    At a municipal level, however, the challenges in Africa – and in South Africa especially – are not limited to resource management and community engagement. In February 2024 the Auditor-General of South Africa released its Material Irregularities (MIs) in Local Government report, which found that 268 MIs had been flagged among 170 auditees in the 2021/22 financial year.

    It further found that the country’s beleaguered municipalities had accrued nearly ZAR5.2 billion in material losses due to irregularities, including non-compliance with financial regulations and suspected fraud.

    New AI tools can help fix that. ‘Verifying the credentials of buyers, suppliers and vendors to the municipality is a crucial first step in combating malfeasance of all kinds – from deceptive suppliers to tender fraud,’ says Sameer Kumandan, MD of data platform SearchWorks. ‘Detailed company registration information can assist in establishing if an entity has a track record in the sector in which they claim to operate and if they have a history of supplying similar services.

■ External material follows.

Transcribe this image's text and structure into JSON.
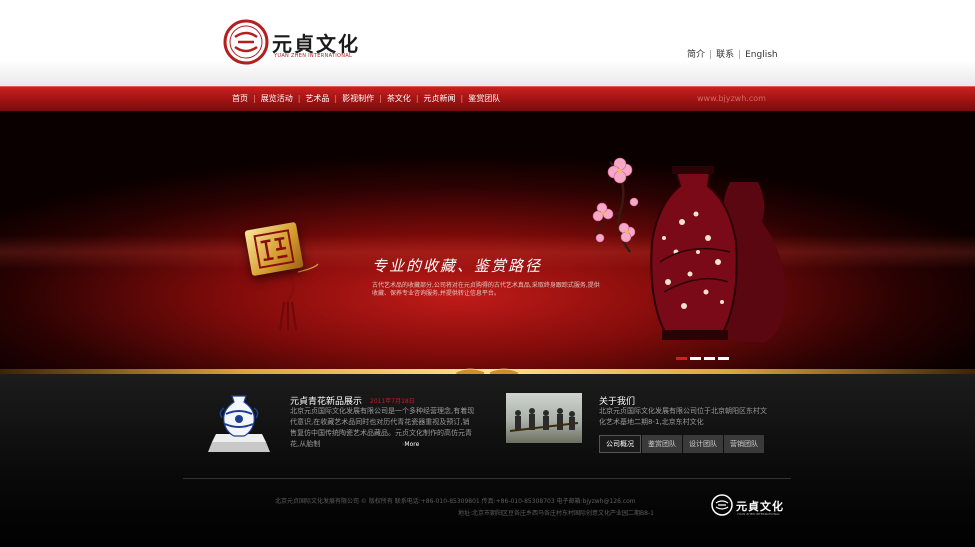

    ‘Complete and accurate information enables better, more transparent decision-making, which in turn can create greater trust between municipalities and the public. Preventing and mitigating risk irregularities, fraud and corruption can free municipalities to serve communities that need improved service delivery from their elected officials.’

    As AI sweeps the globe, big tech is keenly watching for opportunities in Africa – both in the private and public sectors. ‘At Microsoft, we are witnessing the AI revolution first-hand through our collaborative efforts across the continent,’ Lillian Barnard, president of Microsoft Africa, wrote recently.

    ‘In Egypt, Microsoft is working with government, business and start-ups to implement AI solutions to reimagine government services, expand business and instil innovation in the society. In Kenya, Microsoft is working with leading partners in food and water security and wildlife conservation to help address climate and sustainability challenges. In Morocco, AI is being used to improve water conservation efforts, a critical resource for the country’s agriculture and human consumption needs.

    ‘In South Africa, where AI utilisation is already advanced, Microsoft’s partnerships with key players in the public and private sectors are reshaping public service delivery and addressing multifaceted business and societal challenges, particularly in the areas of health care system optimisation and innovative urban infrastructure management.’

    In all those cases, AI is enabling massive-scale data crunching for national, regional and local governments. Whether it’s utility-scale energy deployment, town-scale water management or personalised community engagement, data and robotics are changing how municipalities are doing their job … and how well they’re doing it.

    By Mark van Dijk
    Images: iStock, Gallo/Getty Images